→ Given data:
· · ·

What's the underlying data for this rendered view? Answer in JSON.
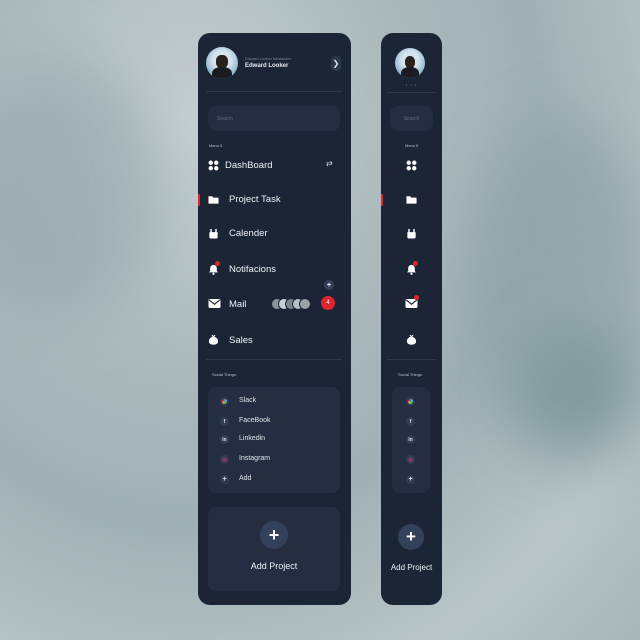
{
  "profile": {
    "subtitle": "Edward Looker fullstacker",
    "name": "Edward Looker",
    "expand_icon": "chevron-right-icon",
    "collapsed_dots": "• • •"
  },
  "search": {
    "placeholder": "Search"
  },
  "menu": {
    "caption": "Menu 6",
    "items": [
      {
        "label": "DashBoard",
        "icon": "grid-icon"
      },
      {
        "label": "Project Task",
        "icon": "folder-icon"
      },
      {
        "label": "Calender",
        "icon": "calendar-icon"
      },
      {
        "label": "Notifacions",
        "icon": "bell-icon"
      },
      {
        "label": "Mail",
        "icon": "mail-icon",
        "badge": "4"
      },
      {
        "label": "Sales",
        "icon": "bag-icon"
      }
    ],
    "dashboard_toggle": "⇄",
    "mail_add": "+"
  },
  "social": {
    "caption": "Social Things",
    "items": [
      {
        "label": "Slack",
        "glyph": ""
      },
      {
        "label": "FaceBook",
        "glyph": "f"
      },
      {
        "label": "Linkedin",
        "glyph": "in"
      },
      {
        "label": "Instagram",
        "glyph": "◎"
      },
      {
        "label": "Add",
        "glyph": "+"
      }
    ]
  },
  "add_project": {
    "label": "Add Project",
    "glyph": "+"
  },
  "colors": {
    "panel": "#1c2536",
    "card": "#242e40",
    "accent": "#e0262d"
  }
}
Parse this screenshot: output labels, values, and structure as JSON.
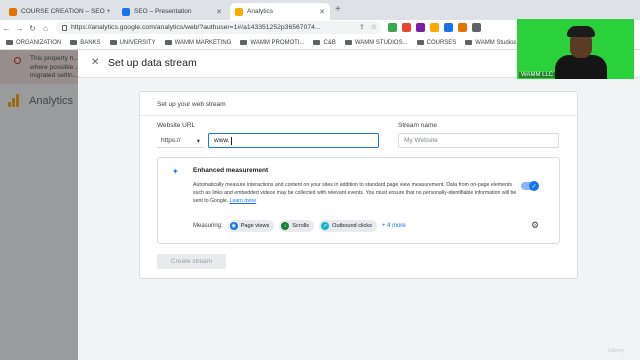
{
  "browser": {
    "tabs": [
      {
        "title": "COURSE CREATION – SEO +",
        "color": "#e37400"
      },
      {
        "title": "SEO – Presentation",
        "color": "#1a73e8"
      },
      {
        "title": "Analytics",
        "color": "#f9ab00"
      }
    ],
    "url": "https://analytics.google.com/analytics/web/?authuser=1#/a143351252p36567074..."
  },
  "bookmarks": [
    "ORGANIZATION",
    "BANKS",
    "UNIVERSITY",
    "WAMM MARKETING",
    "WAMM PROMOTI...",
    "C&B",
    "WAMM STUDIOS...",
    "COURSES",
    "WAMM Studios FLA..."
  ],
  "background_page": {
    "banner_text": "This property h... where possible ... migrated settin...",
    "app_name": "Analytics"
  },
  "panel": {
    "title": "Set up data stream",
    "card_heading": "Set up your web stream",
    "website_url_label": "Website URL",
    "protocol": "https://",
    "url_value": "www.",
    "stream_name_label": "Stream name",
    "stream_name_placeholder": "My Website",
    "enhanced": {
      "title": "Enhanced measurement",
      "desc_bold": "Automatically measure interactions and content on your sites in addition to standard page view measurement.",
      "desc": "Data from on-page elements such as links and embedded videos may be collected with relevant events. You must ensure that no personally-identifiable information will be sent to Google.",
      "learn_more": "Learn more",
      "enabled": true,
      "measuring_label": "Measuring:",
      "chips": [
        "Page views",
        "Scrolls",
        "Outbound clicks"
      ],
      "more": "+ 4 more"
    },
    "create_button": "Create stream"
  },
  "webcam": {
    "label": "WAMM LLC"
  },
  "watermark": "Udemy"
}
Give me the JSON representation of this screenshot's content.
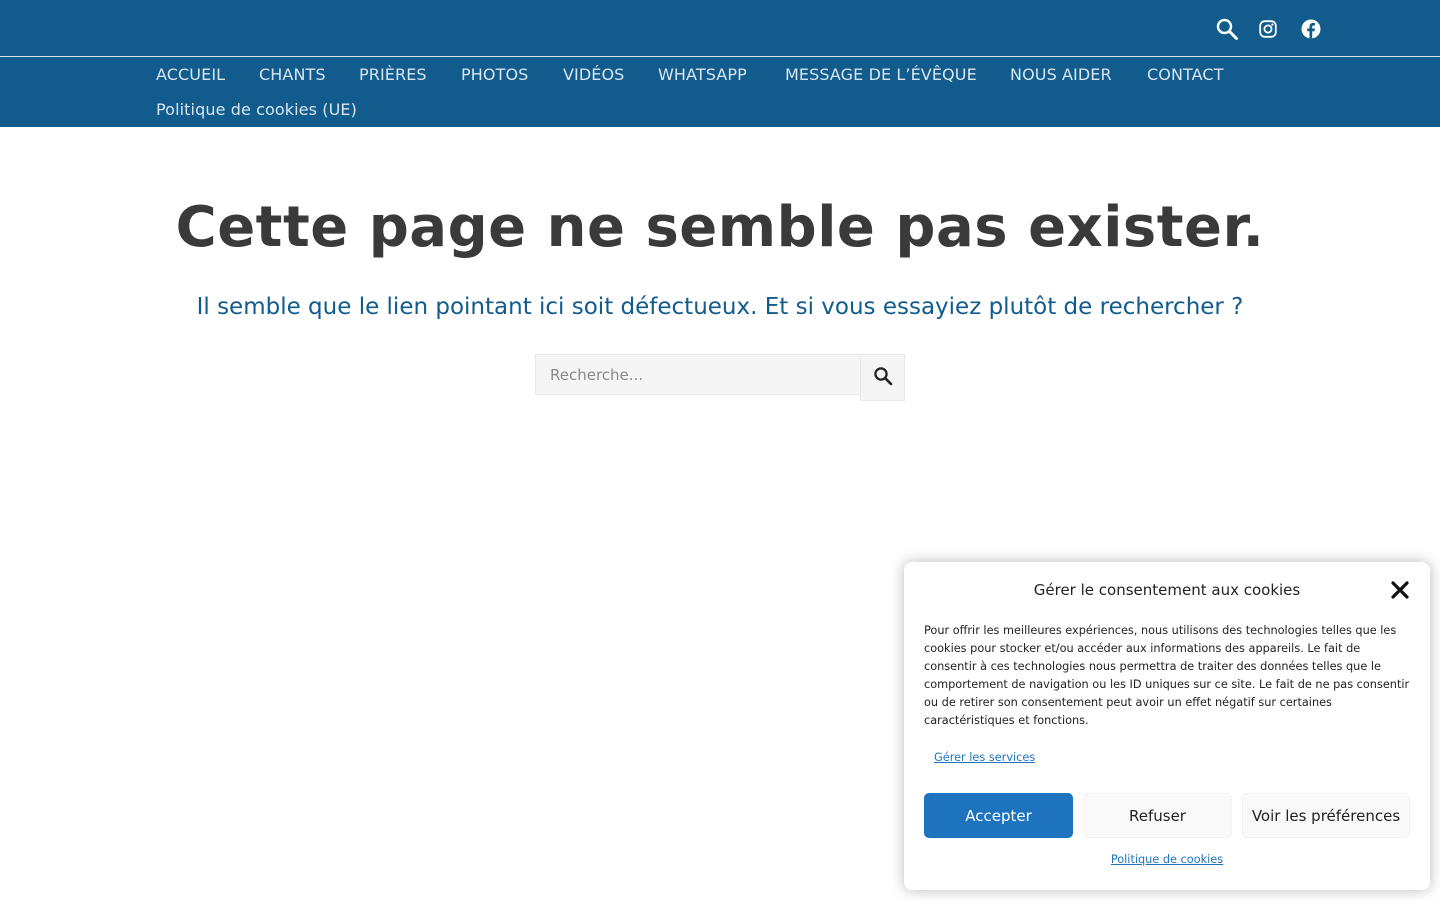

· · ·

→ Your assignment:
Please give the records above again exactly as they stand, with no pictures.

→ Answer to the exercise:
What's the underlying data for this rendered view? Answer in JSON.
{
  "profile": {
    "subtitle": "Edward Looker fullstacker",
    "name": "Edward Looker",
    "expand_icon": "chevron-right-icon",
    "collapsed_dots": "• • •"
  },
  "search": {
    "placeholder": "Search"
  },
  "menu": {
    "caption": "Menu 6",
    "items": [
      {
        "label": "DashBoard",
        "icon": "grid-icon"
      },
      {
        "label": "Project Task",
        "icon": "folder-icon"
      },
      {
        "label": "Calender",
        "icon": "calendar-icon"
      },
      {
        "label": "Notifacions",
        "icon": "bell-icon"
      },
      {
        "label": "Mail",
        "icon": "mail-icon",
        "badge": "4"
      },
      {
        "label": "Sales",
        "icon": "bag-icon"
      }
    ],
    "dashboard_toggle": "⇄",
    "mail_add": "+"
  },
  "social": {
    "caption": "Social Things",
    "items": [
      {
        "label": "Slack",
        "glyph": ""
      },
      {
        "label": "FaceBook",
        "glyph": "f"
      },
      {
        "label": "Linkedin",
        "glyph": "in"
      },
      {
        "label": "Instagram",
        "glyph": "◎"
      },
      {
        "label": "Add",
        "glyph": "+"
      }
    ]
  },
  "add_project": {
    "label": "Add Project",
    "glyph": "+"
  },
  "colors": {
    "panel": "#1c2536",
    "card": "#242e40",
    "accent": "#e0262d"
  }
}
Parse this screenshot: output labels, values, and structure as JSON.
{
  "browser": {
    "tabs": [
      {
        "title": "COURSE CREATION – SEO +",
        "color": "#e37400"
      },
      {
        "title": "SEO – Presentation",
        "color": "#1a73e8"
      },
      {
        "title": "Analytics",
        "color": "#f9ab00"
      }
    ],
    "url": "https://analytics.google.com/analytics/web/?authuser=1#/a143351252p36567074..."
  },
  "bookmarks": [
    "ORGANIZATION",
    "BANKS",
    "UNIVERSITY",
    "WAMM MARKETING",
    "WAMM PROMOTI...",
    "C&B",
    "WAMM STUDIOS...",
    "COURSES",
    "WAMM Studios FLA..."
  ],
  "background_page": {
    "banner_text": "This property h... where possible ... migrated settin...",
    "app_name": "Analytics"
  },
  "panel": {
    "title": "Set up data stream",
    "card_heading": "Set up your web stream",
    "website_url_label": "Website URL",
    "protocol": "https://",
    "url_value": "www.",
    "stream_name_label": "Stream name",
    "stream_name_placeholder": "My Website",
    "enhanced": {
      "title": "Enhanced measurement",
      "desc_bold": "Automatically measure interactions and content on your sites in addition to standard page view measurement.",
      "desc": "Data from on-page elements such as links and embedded videos may be collected with relevant events. You must ensure that no personally-identifiable information will be sent to Google.",
      "learn_more": "Learn more",
      "enabled": true,
      "measuring_label": "Measuring:",
      "chips": [
        "Page views",
        "Scrolls",
        "Outbound clicks"
      ],
      "more": "+ 4 more"
    },
    "create_button": "Create stream"
  },
  "webcam": {
    "label": "WAMM LLC"
  },
  "watermark": "Udemy"
}
Give me the JSON representation of this screenshot's content.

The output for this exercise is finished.